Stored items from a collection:
/---

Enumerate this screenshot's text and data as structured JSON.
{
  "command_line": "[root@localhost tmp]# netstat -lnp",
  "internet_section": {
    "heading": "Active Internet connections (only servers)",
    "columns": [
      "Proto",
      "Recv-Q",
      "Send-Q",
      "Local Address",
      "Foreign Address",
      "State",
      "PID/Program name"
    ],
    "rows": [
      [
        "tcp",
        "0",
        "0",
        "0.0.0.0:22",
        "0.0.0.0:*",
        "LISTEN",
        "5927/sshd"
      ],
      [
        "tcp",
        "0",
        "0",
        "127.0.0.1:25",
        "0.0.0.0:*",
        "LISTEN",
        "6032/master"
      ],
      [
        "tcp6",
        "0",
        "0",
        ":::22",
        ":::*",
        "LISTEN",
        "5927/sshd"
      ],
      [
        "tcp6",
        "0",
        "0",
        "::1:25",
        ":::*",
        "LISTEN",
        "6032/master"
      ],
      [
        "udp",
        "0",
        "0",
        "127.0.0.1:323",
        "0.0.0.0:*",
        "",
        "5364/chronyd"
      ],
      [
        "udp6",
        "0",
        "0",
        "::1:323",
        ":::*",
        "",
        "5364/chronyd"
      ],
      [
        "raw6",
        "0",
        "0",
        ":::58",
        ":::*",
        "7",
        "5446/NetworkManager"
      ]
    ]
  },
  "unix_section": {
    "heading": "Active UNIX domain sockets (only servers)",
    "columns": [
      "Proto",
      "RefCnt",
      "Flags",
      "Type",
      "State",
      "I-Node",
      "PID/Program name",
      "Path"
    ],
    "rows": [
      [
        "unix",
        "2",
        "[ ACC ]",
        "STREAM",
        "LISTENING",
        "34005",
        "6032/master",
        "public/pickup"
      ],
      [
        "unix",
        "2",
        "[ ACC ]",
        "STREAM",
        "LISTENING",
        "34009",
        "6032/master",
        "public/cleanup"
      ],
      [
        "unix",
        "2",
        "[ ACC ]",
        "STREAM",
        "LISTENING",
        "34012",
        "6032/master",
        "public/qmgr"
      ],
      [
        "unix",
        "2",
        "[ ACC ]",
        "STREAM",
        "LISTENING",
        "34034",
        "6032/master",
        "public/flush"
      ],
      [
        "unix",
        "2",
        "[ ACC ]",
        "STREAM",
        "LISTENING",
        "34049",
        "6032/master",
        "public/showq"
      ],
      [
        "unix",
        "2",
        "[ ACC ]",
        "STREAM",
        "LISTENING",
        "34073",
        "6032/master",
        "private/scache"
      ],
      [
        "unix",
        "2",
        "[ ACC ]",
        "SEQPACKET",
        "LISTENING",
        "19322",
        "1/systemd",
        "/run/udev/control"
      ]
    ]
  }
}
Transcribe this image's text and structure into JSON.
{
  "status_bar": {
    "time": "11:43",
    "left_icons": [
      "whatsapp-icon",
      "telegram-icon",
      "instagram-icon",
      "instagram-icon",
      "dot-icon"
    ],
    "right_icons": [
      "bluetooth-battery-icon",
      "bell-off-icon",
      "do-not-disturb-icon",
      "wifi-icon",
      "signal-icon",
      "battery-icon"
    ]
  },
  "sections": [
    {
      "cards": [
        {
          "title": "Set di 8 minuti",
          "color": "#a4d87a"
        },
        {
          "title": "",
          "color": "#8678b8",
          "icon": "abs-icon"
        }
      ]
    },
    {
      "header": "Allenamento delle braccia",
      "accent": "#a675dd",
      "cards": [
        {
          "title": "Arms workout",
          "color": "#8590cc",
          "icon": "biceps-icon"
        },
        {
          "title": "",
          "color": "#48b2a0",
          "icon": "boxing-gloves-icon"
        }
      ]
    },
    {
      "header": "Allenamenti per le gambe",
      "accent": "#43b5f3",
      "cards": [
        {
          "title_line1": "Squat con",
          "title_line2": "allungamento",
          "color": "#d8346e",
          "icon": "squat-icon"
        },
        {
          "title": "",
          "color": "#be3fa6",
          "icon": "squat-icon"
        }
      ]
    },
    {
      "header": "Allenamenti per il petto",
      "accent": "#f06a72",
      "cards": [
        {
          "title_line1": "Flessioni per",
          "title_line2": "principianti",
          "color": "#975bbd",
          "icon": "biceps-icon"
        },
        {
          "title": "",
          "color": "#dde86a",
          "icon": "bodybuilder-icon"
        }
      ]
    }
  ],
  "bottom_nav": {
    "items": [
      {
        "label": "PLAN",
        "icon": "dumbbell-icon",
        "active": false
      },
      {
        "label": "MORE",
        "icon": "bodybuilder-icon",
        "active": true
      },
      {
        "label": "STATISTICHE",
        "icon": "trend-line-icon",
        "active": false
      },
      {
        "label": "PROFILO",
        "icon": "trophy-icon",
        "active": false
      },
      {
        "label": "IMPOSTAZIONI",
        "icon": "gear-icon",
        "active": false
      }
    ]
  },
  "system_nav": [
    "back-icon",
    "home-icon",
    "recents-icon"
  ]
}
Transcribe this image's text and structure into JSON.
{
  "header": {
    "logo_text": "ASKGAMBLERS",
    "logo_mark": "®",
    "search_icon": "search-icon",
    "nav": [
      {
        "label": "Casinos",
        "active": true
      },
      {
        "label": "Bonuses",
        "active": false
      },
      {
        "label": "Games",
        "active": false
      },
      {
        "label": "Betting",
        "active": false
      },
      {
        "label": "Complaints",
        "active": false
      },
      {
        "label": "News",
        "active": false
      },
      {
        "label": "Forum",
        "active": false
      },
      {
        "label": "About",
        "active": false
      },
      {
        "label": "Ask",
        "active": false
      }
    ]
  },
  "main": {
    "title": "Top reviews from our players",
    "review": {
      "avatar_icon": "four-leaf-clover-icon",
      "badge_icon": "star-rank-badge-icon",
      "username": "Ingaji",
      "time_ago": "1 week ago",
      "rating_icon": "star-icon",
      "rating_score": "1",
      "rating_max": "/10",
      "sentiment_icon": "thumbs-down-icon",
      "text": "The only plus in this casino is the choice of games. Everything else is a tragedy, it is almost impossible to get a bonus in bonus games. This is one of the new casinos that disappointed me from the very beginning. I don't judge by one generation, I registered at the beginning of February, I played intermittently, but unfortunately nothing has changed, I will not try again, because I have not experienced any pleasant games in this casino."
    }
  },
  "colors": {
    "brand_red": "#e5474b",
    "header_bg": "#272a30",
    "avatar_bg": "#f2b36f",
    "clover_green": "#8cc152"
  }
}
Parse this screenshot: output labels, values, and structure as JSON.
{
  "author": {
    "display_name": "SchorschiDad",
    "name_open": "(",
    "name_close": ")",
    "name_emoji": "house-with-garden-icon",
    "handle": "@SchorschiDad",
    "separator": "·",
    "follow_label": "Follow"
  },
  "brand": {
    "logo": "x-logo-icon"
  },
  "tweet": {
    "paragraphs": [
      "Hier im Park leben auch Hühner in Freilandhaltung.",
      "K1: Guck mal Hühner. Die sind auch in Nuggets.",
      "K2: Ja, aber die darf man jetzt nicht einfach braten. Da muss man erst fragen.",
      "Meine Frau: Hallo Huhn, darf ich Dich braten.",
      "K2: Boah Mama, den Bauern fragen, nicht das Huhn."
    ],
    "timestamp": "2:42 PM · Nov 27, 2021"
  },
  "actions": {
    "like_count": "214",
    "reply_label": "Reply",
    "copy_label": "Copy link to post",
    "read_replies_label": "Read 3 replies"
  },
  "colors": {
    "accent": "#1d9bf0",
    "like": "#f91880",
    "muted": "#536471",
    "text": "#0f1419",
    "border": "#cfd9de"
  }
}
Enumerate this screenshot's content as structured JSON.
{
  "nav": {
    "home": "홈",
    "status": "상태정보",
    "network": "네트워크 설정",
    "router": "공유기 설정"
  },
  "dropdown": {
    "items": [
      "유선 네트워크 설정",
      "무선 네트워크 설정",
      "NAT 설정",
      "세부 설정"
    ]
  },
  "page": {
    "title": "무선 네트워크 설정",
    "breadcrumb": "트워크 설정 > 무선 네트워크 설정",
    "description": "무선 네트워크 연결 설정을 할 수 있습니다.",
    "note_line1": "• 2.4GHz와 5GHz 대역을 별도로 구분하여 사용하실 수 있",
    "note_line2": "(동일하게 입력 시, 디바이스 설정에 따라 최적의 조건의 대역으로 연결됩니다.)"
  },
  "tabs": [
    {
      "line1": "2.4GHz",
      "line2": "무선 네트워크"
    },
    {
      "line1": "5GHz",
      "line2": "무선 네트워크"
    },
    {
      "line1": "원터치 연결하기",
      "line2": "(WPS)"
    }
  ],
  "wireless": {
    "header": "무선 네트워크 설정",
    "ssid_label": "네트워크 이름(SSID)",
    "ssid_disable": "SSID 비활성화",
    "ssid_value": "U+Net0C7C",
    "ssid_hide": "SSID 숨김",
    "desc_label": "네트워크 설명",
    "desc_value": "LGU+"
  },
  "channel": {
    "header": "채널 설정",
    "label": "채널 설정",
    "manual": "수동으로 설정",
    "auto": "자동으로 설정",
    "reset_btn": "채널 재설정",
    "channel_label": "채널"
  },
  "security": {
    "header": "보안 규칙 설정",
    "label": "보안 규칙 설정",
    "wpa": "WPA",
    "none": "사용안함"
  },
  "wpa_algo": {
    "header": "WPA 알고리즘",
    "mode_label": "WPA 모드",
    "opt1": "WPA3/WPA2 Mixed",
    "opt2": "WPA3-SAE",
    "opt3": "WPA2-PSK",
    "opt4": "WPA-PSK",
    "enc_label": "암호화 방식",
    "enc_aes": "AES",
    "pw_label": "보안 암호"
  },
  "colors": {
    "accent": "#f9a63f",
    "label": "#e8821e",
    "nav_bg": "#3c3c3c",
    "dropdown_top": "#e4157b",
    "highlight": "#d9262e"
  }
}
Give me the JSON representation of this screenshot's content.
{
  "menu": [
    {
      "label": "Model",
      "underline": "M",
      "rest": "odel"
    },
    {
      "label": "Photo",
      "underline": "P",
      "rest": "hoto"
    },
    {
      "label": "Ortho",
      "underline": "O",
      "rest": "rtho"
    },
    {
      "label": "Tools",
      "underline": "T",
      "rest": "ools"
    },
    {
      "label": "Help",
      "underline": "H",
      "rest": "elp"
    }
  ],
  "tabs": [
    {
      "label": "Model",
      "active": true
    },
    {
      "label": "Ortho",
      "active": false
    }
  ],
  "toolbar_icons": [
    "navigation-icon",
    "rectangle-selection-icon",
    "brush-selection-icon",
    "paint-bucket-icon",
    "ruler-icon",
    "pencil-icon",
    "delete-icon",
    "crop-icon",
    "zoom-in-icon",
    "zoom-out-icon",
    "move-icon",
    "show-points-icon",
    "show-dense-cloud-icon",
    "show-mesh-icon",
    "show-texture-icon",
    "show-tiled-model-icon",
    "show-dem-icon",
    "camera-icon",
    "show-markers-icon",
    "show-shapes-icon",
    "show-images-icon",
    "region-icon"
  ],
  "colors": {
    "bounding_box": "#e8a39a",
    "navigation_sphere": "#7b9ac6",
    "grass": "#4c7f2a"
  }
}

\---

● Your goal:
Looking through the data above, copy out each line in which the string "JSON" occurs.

● Written response:
Enumerate this screenshot's text and data as structured JSON.
Transcribe this image's text and structure into JSON.
Transcribe this image's text and structure into JSON.
Parse this screenshot: output labels, values, and structure as JSON.
Enumerate this screenshot's content as structured JSON.
Give me the JSON representation of this screenshot's content.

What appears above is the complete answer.